*INFORMATION SUPPLIED*:
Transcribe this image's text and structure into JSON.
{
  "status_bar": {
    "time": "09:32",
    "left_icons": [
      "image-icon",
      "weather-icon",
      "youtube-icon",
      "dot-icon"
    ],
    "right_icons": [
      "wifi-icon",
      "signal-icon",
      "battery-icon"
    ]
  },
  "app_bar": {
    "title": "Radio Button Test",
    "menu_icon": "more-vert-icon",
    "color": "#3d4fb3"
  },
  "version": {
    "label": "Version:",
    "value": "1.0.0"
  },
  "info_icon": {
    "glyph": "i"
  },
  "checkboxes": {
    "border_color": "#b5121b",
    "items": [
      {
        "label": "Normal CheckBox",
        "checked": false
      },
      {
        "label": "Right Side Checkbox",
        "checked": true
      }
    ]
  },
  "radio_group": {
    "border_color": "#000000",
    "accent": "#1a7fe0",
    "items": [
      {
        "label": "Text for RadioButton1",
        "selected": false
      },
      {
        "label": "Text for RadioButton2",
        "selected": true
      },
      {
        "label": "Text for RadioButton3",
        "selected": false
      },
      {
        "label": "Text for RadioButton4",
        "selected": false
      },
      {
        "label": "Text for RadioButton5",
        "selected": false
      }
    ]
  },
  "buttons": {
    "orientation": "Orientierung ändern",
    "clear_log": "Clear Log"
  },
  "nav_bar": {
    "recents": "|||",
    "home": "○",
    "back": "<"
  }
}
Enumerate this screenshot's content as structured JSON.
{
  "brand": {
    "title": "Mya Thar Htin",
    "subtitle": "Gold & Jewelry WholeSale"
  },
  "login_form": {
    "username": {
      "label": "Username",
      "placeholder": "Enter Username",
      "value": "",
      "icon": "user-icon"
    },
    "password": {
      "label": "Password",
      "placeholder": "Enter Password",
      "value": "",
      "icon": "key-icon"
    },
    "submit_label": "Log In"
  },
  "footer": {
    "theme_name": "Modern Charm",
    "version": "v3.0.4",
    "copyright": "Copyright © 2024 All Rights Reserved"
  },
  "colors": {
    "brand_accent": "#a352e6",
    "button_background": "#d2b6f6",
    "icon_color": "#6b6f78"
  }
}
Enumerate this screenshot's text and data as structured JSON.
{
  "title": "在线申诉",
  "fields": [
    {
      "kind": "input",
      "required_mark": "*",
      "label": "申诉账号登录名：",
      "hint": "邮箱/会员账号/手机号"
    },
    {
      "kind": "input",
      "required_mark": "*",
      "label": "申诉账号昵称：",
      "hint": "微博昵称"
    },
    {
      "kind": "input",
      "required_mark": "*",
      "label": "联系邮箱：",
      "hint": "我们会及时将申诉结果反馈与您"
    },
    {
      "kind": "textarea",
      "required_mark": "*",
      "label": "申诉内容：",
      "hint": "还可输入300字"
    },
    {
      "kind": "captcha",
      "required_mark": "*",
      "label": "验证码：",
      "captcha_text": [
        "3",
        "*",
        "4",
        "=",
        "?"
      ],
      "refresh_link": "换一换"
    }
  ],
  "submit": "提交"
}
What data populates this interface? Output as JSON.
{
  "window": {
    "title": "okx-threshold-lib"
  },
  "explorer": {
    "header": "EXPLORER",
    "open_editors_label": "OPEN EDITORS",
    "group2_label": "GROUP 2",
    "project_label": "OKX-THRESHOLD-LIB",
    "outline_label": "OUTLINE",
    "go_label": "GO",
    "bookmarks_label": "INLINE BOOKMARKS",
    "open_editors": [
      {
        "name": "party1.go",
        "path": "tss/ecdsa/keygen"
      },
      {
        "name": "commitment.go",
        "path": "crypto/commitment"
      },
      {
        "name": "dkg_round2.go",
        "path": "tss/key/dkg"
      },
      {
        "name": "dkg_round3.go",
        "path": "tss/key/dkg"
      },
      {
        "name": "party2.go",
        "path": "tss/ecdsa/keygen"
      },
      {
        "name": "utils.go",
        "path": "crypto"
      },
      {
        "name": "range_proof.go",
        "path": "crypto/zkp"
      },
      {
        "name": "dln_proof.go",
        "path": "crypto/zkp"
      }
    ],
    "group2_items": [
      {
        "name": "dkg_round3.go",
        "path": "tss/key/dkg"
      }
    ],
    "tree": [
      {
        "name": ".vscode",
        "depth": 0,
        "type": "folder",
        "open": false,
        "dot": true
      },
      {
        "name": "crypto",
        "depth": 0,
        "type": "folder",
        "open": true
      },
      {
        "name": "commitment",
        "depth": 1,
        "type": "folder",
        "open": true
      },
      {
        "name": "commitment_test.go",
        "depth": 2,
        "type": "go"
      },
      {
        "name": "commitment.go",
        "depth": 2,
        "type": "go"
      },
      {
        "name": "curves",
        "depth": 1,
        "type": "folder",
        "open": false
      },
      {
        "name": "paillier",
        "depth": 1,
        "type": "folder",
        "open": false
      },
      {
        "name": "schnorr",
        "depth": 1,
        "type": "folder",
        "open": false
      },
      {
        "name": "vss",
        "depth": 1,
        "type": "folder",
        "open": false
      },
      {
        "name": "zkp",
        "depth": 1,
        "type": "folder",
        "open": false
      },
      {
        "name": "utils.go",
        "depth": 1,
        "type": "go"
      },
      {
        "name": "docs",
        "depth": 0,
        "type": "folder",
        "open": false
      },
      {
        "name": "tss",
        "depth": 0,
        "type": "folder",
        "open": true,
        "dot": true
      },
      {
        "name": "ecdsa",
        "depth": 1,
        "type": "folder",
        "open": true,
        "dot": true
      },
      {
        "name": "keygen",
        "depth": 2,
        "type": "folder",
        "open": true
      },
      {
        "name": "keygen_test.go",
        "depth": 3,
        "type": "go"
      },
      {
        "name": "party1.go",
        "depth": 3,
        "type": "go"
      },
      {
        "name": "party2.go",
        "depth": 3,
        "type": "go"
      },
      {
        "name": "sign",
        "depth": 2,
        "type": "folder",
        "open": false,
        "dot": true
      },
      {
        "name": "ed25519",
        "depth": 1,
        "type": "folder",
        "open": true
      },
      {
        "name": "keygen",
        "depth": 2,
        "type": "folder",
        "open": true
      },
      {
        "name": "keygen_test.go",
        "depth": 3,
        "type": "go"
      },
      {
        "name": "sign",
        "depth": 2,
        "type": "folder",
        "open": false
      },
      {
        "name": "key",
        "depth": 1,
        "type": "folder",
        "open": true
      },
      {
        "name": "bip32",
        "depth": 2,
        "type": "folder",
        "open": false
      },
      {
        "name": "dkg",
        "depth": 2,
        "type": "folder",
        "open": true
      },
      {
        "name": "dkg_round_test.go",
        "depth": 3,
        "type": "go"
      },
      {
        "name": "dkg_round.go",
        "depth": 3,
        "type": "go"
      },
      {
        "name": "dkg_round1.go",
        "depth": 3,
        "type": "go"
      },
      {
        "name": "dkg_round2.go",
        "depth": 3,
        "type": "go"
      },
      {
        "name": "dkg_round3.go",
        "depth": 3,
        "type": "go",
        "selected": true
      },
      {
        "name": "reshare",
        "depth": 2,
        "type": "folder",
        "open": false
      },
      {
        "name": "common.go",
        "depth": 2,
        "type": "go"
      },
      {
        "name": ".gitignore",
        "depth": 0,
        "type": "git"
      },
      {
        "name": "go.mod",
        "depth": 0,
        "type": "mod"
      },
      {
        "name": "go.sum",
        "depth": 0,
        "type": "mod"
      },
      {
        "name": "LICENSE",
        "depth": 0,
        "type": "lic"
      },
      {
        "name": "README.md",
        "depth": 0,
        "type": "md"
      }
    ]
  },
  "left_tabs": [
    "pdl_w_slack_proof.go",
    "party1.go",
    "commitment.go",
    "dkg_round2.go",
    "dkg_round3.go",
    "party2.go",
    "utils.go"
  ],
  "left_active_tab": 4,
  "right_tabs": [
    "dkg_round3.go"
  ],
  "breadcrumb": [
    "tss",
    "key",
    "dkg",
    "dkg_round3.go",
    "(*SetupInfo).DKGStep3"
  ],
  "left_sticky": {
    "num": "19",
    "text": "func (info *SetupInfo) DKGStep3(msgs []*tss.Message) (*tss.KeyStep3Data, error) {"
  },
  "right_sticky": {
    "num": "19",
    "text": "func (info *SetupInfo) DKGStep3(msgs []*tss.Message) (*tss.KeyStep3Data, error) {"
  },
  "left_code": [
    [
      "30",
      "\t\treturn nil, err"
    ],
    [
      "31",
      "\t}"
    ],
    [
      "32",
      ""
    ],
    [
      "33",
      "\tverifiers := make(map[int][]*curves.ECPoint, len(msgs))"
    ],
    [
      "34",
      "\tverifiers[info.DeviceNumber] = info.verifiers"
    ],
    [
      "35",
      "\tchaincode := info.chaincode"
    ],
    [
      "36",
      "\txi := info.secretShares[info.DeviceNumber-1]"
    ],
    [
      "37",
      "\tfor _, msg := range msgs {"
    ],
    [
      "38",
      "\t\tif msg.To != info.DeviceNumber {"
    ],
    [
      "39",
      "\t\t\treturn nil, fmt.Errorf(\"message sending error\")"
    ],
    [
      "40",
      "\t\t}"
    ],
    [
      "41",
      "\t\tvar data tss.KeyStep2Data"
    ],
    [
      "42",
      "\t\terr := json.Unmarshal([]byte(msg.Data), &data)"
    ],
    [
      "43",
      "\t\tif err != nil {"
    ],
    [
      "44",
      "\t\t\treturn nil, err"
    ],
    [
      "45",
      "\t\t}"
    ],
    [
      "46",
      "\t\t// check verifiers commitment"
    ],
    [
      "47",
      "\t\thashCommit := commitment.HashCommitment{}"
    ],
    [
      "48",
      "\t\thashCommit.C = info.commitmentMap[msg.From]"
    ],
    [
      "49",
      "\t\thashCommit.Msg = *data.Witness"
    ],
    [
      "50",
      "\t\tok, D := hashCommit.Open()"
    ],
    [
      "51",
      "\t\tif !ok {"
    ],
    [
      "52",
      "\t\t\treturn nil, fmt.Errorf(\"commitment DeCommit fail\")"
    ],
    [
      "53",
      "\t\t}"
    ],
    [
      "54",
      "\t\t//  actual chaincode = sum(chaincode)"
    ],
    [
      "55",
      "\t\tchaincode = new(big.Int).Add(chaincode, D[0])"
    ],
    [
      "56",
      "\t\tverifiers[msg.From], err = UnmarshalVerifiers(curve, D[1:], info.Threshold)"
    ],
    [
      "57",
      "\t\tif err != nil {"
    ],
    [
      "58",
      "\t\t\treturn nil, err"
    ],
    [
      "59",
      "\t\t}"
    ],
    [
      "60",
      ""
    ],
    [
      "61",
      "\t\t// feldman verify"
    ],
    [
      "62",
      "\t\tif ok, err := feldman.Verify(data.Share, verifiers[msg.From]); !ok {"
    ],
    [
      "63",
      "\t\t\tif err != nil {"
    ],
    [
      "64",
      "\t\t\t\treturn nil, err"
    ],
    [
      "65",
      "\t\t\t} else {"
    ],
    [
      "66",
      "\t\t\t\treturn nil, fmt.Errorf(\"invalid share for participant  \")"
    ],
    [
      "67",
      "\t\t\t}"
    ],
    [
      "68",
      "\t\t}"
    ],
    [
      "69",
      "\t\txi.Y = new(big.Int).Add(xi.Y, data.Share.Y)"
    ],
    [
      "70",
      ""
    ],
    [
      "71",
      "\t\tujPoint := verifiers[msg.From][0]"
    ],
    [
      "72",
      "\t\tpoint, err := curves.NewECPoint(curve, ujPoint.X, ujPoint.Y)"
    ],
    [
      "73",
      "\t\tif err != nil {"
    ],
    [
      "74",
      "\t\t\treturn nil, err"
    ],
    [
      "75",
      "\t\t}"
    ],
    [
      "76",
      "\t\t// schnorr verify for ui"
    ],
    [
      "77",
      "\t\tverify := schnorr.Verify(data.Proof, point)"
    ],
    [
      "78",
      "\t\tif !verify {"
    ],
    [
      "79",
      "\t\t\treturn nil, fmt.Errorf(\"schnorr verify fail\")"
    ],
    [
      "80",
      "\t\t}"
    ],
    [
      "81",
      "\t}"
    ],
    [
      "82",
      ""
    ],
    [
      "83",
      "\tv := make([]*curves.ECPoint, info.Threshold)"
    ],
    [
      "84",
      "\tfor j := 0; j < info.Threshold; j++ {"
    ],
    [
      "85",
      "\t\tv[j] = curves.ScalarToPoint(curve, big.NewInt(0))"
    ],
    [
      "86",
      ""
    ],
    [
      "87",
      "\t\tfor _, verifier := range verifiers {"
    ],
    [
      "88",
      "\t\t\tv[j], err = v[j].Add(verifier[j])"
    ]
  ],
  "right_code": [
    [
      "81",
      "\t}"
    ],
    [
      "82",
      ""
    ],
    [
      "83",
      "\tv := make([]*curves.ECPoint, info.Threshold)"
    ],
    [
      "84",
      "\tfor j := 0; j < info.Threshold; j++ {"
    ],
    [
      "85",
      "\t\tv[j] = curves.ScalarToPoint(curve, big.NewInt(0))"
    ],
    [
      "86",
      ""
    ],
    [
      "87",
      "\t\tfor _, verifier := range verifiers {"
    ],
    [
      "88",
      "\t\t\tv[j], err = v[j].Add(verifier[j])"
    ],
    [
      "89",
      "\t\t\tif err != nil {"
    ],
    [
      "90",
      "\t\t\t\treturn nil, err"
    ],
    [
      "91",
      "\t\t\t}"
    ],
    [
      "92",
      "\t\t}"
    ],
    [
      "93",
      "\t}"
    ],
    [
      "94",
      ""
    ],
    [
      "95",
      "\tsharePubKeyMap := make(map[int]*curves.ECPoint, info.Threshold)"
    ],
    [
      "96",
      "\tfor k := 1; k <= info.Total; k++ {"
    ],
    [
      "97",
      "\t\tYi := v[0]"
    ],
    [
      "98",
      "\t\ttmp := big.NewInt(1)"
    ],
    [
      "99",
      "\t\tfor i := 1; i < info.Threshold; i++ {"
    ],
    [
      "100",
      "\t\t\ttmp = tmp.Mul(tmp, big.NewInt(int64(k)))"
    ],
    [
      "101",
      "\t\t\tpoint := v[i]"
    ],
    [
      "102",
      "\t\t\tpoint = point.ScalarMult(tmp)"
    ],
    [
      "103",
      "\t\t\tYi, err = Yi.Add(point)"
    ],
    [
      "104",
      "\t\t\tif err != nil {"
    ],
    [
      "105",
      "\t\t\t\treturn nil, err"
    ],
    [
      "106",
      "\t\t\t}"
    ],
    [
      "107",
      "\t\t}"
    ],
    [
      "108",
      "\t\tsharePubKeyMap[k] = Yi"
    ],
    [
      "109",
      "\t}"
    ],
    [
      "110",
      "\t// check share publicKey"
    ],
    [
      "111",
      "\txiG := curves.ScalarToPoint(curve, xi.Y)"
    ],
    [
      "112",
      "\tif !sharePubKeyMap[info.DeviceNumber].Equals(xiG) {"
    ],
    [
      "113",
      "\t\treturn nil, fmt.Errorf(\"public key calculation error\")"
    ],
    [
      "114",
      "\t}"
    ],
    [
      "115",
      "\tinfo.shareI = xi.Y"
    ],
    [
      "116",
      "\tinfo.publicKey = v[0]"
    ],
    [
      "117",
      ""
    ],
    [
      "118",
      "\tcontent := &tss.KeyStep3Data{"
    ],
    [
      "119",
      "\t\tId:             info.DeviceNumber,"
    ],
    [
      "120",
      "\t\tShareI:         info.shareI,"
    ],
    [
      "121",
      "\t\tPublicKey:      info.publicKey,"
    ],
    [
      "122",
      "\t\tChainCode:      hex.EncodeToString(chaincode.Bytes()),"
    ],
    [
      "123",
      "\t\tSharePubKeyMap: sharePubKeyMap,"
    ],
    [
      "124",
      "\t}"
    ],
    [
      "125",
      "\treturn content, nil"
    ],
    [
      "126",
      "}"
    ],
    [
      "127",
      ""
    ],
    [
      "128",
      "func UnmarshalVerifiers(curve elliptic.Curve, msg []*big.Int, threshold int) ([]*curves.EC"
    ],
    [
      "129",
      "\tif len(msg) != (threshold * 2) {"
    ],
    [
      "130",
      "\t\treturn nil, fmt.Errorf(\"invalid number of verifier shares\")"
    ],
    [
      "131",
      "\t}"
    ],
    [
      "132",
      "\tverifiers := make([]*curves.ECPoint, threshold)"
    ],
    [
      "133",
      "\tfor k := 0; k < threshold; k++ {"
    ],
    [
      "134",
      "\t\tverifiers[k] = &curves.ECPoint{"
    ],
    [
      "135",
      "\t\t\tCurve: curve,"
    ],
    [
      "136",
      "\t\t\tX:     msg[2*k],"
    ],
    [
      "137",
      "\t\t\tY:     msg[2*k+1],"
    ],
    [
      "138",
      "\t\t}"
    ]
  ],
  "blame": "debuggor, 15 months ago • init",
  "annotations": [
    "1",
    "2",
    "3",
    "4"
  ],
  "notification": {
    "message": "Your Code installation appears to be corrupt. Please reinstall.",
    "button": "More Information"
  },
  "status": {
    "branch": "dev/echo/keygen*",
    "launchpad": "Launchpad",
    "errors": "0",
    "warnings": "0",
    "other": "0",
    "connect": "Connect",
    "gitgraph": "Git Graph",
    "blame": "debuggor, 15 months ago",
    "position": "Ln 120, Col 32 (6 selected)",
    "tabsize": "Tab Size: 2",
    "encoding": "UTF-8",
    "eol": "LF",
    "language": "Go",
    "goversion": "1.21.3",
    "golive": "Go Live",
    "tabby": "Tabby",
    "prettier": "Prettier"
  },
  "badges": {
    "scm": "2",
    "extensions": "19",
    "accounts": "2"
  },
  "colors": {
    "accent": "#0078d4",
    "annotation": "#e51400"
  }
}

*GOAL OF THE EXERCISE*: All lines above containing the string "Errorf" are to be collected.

*SOLUTION*:
      "\t\t\treturn nil, fmt.Errorf(\"message sending error\")"
      "\t\t\treturn nil, fmt.Errorf(\"commitment DeCommit fail\")"
      "\t\t\t\treturn nil, fmt.Errorf(\"invalid share for participant  \")"
      "\t\t\treturn nil, fmt.Errorf(\"schnorr verify fail\")"
      "\t\treturn nil, fmt.Errorf(\"public key calculation error\")"
      "\t\treturn nil, fmt.Errorf(\"invalid number of verifier shares\")"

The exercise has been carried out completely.